The arms contract between the UK government and Saudi Arabia have been ruled lawful by the High Court, after justices saw secret evidence.
The Campaign Against the Arms Trade (CAAT), which brought the case against the government, claimed the deal contravened UK humanitarian law. Saudi Arabia continues to use the British-made weapons in the Yemen conflict, where the UN says Saudi air strikes against Houthi rebels have resulted in thousands of civilian deaths.
However, after hearing “closed evidence, that will not be made public on grounds of national security, Lord Justice Burnett and Mr Justice Haddon-Cave found that the secretary of state’s decision to carry on the arms trade was not unlawful.
In a statement following the ruling, the group said:
“We’re disappointed in this verdict and will be pursuing an appeal process. We aim to fight it every step of the way”
Activist Symon Hill, who attended the High Court for the ruling, branded the use of closed evidence that will never be made public a “disgrace to democracy”.
James Lynch, Head of Arms Control and Human Rights at Amnesty International, commented:

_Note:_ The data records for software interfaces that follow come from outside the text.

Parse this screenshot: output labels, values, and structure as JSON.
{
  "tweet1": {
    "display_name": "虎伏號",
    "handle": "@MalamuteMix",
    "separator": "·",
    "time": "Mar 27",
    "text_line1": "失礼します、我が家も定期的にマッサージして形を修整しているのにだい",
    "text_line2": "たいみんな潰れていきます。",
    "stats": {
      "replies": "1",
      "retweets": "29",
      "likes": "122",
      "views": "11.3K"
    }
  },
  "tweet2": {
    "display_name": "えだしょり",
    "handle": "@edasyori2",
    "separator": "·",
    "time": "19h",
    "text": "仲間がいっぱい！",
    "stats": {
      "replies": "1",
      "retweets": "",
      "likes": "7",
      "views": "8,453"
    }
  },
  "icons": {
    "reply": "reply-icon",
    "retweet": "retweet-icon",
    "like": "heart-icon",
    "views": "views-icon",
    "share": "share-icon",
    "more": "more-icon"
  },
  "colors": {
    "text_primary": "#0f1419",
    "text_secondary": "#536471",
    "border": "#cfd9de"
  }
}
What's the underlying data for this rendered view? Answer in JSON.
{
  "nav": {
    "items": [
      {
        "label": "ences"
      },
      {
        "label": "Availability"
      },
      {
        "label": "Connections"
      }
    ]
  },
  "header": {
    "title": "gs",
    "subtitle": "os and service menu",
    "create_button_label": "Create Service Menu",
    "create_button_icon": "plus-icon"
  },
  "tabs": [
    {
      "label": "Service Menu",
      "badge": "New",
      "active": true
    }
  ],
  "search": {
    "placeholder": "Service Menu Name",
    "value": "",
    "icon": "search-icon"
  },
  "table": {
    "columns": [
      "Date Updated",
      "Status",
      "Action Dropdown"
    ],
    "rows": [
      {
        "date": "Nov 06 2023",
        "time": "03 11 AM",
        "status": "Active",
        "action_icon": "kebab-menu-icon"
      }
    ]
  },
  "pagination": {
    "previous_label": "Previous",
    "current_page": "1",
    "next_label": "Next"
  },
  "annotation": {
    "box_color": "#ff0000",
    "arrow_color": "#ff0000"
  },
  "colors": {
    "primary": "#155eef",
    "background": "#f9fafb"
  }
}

“This is a deeply disappointing outcome which gives a green light to the UK authorities – and potentially Saudi Arabia’s other arms suppliers – to continue authorizing arms transfers to the Kingdom despite the clear risk they will be used to commit violations.”